Lessons from a disaster on the Great Plains

featureblog|

Floodwater from the Souris River surrounds the Ramstad Junior High School in Minot, N.D., on Monday, June 27, 2011. (AP Photo/Charles Rex Arbogast). Floodwaters swept away homes, schools, and other buildings in Minot, N.D., in 2011. The community rallied to continue providing an education for its children, teaching us all lessons in how it’s done. By [...]

Mixing guns and schools

col - Underwood, featureblog|

Schools are subject to an often-conflicting array of gun regulations from three levels of government. Educators and parents want schools to be safe places for children. And as the PDK national poll has shown, parents overwhelmingly believe that their children are safe at school. But tragedies do occur, such as the mass murders at Columbine [...]

Backtalk: Why overlook microaffirmations?

columns, featureblog|

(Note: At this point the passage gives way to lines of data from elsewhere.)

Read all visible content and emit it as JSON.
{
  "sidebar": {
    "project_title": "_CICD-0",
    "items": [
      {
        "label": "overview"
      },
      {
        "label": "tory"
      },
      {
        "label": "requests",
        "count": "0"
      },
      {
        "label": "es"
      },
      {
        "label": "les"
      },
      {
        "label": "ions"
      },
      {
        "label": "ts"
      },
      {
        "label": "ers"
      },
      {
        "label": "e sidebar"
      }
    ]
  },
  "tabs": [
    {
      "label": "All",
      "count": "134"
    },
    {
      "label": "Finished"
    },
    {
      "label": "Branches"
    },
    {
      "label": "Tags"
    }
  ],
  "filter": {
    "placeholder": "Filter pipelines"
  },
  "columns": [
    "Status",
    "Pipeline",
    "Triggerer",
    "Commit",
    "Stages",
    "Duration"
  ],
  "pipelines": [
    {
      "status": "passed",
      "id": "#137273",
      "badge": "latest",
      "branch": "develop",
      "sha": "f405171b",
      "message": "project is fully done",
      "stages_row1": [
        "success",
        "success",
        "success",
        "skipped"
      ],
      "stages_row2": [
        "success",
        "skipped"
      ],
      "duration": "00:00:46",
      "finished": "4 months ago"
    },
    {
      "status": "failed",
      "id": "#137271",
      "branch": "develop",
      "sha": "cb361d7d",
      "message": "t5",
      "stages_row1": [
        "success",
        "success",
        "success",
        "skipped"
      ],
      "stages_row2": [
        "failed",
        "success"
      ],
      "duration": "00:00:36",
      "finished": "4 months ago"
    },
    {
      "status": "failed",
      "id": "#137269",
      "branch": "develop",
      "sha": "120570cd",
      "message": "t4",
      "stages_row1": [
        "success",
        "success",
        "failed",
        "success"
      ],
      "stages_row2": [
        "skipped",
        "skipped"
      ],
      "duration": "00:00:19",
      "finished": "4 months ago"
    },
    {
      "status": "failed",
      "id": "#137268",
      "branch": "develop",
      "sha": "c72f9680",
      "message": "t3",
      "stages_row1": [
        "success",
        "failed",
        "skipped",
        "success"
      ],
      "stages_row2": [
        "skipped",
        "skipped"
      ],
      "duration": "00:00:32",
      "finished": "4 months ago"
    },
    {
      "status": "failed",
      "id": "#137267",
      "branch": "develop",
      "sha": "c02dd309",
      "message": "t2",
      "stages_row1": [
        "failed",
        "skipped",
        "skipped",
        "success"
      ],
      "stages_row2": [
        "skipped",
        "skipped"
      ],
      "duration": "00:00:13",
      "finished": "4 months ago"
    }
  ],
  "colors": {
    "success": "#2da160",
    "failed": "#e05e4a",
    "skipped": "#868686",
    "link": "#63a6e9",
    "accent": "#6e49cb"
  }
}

Microaffirmations communicate to students that they’re welcome, visible, and capable of performing well. By Todd L. Pittinsky A bright light can help you see, but it can also blind you. When I walk around classrooms today, I am more aware than ever of microaggressions. Research and public debate are now shining a light on everyday [...]

The transgender question: What are schools to do? 

col - Underwood, featureblog|

As the debate goes on, schools must protect students and comply with the law.  Over the past six months, considerable media and legal attention have been focused on the rights of transgender students in public schools. Last month, a Kappan article, “Seven reasons for accommodating transgender students at school,” tackled the arguments against providing transgender students access [...]

Student online speech rights on and off campus

col - Underwood, featureblog|

  If off-campus online speech presents the likelihood of a disruption on campus, administrators can respond by disciplining the responsible students. Students do not “shed their rights to freedom of speech and expression at the schoolhouse gate.” — Tinker v. Des Moines, 393 U.S. 503 (1969) Nearly 50 years ago, Justice Abe Fortas penned those [...]

What a real high-performing school looks like

featureblog|

Just because a school is labeled “high-performing” doesn’t mean it’s teaching the full range of skills needed for successful adulthood. But there are islands of excellence where teachers are doing just that. By James Nehring, Megin Charner-Laird, and Stacy Szczesiul What skills do you need to be a successful adult? It turns out there are [...]

School-related activities influence student equity

featureblog|

      Some students spend 25 hours a week in school-related activities; others may spend three times that. And guess how that disparity influences outcomes. By James H. Lytle As someone who’s worked in a range of schools, from inner-city schools to private boarding schools, I’ve concluded that there’s a straightforward explanation for why [...]

Why I got rid of my desk

featureblog|

What happens when a teacher removes the time-honored symbol of power from his classroom? By Matthew R. Morris I feel bad when I take a day off. I imagine the substitute teacher looking around my classroom, trying to locate that spot where they can clearly define their territory and mark their space as the commander-in-chief [...]

Teacher self-captured video: Learning to see

featureblog|

The power of video comes from unpacking the twists and turns that are so common in teaching and learning. By Miriam Gamoran Sherin and Elizabeth B. Dyer Recording moments of our lives on video is commonplace today. And we’re no longer just recording weddings and bar mitzvahs. We’re recording all kinds of moments, big and [...]

Got it wrong? Think again. And again.

featureblog|

By Donna L. Miller

Load More Posts